[Start of Attachment]

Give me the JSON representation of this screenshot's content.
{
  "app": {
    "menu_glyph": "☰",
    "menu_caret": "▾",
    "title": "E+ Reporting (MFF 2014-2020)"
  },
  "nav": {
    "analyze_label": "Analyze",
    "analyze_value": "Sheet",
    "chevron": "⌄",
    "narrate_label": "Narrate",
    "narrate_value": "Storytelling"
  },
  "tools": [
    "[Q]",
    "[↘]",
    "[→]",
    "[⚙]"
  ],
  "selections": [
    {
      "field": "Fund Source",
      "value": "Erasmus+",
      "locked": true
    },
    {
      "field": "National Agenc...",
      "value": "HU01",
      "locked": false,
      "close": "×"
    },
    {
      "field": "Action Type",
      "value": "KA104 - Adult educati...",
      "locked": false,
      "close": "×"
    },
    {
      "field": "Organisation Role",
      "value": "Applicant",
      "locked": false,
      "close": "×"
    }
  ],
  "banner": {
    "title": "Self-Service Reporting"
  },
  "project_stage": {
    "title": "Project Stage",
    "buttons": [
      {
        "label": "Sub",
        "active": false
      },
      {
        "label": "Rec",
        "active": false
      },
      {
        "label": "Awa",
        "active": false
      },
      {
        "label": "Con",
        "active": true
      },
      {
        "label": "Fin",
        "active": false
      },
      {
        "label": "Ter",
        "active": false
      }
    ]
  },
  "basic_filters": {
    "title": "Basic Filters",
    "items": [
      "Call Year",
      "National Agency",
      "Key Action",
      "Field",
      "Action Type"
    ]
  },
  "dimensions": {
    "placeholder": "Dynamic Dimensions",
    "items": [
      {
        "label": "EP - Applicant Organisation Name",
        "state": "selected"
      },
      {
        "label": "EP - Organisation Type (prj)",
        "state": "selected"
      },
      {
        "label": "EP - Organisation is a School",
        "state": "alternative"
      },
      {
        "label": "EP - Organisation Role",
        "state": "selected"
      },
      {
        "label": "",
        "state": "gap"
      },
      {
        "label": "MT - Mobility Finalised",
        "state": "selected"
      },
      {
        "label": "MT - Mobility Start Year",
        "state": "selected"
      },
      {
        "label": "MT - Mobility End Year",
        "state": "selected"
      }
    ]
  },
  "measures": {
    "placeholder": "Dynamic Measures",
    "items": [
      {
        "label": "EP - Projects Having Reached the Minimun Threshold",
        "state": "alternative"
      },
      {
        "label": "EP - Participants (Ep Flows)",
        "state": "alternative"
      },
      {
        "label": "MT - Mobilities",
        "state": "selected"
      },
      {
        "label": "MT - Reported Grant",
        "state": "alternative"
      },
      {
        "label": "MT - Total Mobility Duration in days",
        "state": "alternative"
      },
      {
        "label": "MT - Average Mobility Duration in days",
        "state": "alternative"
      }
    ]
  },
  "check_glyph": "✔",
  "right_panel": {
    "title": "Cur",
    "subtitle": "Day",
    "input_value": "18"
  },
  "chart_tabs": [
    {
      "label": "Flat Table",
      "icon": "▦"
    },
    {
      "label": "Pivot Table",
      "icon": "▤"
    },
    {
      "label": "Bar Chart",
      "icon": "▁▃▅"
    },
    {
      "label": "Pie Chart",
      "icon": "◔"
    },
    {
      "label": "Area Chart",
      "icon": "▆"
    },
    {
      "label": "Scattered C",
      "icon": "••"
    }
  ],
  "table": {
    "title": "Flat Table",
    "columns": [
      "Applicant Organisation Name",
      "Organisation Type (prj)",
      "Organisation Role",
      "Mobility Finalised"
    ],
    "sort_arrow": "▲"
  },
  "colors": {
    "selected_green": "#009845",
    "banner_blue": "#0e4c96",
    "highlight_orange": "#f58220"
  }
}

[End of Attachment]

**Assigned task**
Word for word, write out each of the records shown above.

**Completed exercise**
Give me the JSON representation of this screenshot's content.
{
  "app": {
    "menu_glyph": "☰",
    "menu_caret": "▾",
    "title": "E+ Reporting (MFF 2014-2020)"
  },
  "nav": {
    "analyze_label": "Analyze",
    "analyze_value": "Sheet",
    "chevron": "⌄",
    "narrate_label": "Narrate",
    "narrate_value": "Storytelling"
  },
  "tools": [
    "[Q]",
    "[↘]",
    "[→]",
    "[⚙]"
  ],
  "selections": [
    {
      "field": "Fund Source",
      "value": "Erasmus+",
      "locked": true
    },
    {
      "field": "National Agenc...",
      "value": "HU01",
      "locked": false,
      "close": "×"
    },
    {
      "field": "Action Type",
      "value": "KA104 - Adult educati...",
      "locked": false,
      "close": "×"
    },
    {
      "field": "Organisation Role",
      "value": "Applicant",
      "locked": false,
      "close": "×"
    }
  ],
  "banner": {
    "title": "Self-Service Reporting"
  },
  "project_stage": {
    "title": "Project Stage",
    "buttons": [
      {
        "label": "Sub",
        "active": false
      },
      {
        "label": "Rec",
        "active": false
      },
      {
        "label": "Awa",
        "active": false
      },
      {
        "label": "Con",
        "active": true
      },
      {
        "label": "Fin",
        "active": false
      },
      {
        "label": "Ter",
        "active": false
      }
    ]
  },
  "basic_filters": {
    "title": "Basic Filters",
    "items": [
      "Call Year",
      "National Agency",
      "Key Action",
      "Field",
      "Action Type"
    ]
  },
  "dimensions": {
    "placeholder": "Dynamic Dimensions",
    "items": [
      {
        "label": "EP - Applicant Organisation Name",
        "state": "selected"
      },
      {
        "label": "EP - Organisation Type (prj)",
        "state": "selected"
      },
      {
        "label": "EP - Organisation is a School",
        "state": "alternative"
      },
      {
        "label": "EP - Organisation Role",
        "state": "selected"
      },
      {
        "label": "",
        "state": "gap"
      },
      {
        "label": "MT - Mobility Finalised",
        "state": "selected"
      },
      {
        "label": "MT - Mobility Start Year",
        "state": "selected"
      },
      {
        "label": "MT - Mobility End Year",
        "state": "selected"
      }
    ]
  },
  "measures": {
    "placeholder": "Dynamic Measures",
    "items": [
      {
        "label": "EP - Projects Having Reached the Minimun Threshold",
        "state": "alternative"
      },
      {
        "label": "EP - Participants (Ep Flows)",
        "state": "alternative"
      },
      {
        "label": "MT - Mobilities",
        "state": "selected"
      },
      {
        "label": "MT - Reported Grant",
        "state": "alternative"
      },
      {
        "label": "MT - Total Mobility Duration in days",
        "state": "alternative"
      },
      {
        "label": "MT - Average Mobility Duration in days",
        "state": "alternative"
      }
    ]
  },
  "check_glyph": "✔",
  "right_panel": {
    "title": "Cur",
    "subtitle": "Day",
    "input_value": "18"
  },
  "chart_tabs": [
    {
      "label": "Flat Table",
      "icon": "▦"
    },
    {
      "label": "Pivot Table",
      "icon": "▤"
    },
    {
      "label": "Bar Chart",
      "icon": "▁▃▅"
    },
    {
      "label": "Pie Chart",
      "icon": "◔"
    },
    {
      "label": "Area Chart",
      "icon": "▆"
    },
    {
      "label": "Scattered C",
      "icon": "••"
    }
  ],
  "table": {
    "title": "Flat Table",
    "columns": [
      "Applicant Organisation Name",
      "Organisation Type (prj)",
      "Organisation Role",
      "Mobility Finalised"
    ],
    "sort_arrow": "▲"
  },
  "colors": {
    "selected_green": "#009845",
    "banner_blue": "#0e4c96",
    "highlight_orange": "#f58220"
  }
}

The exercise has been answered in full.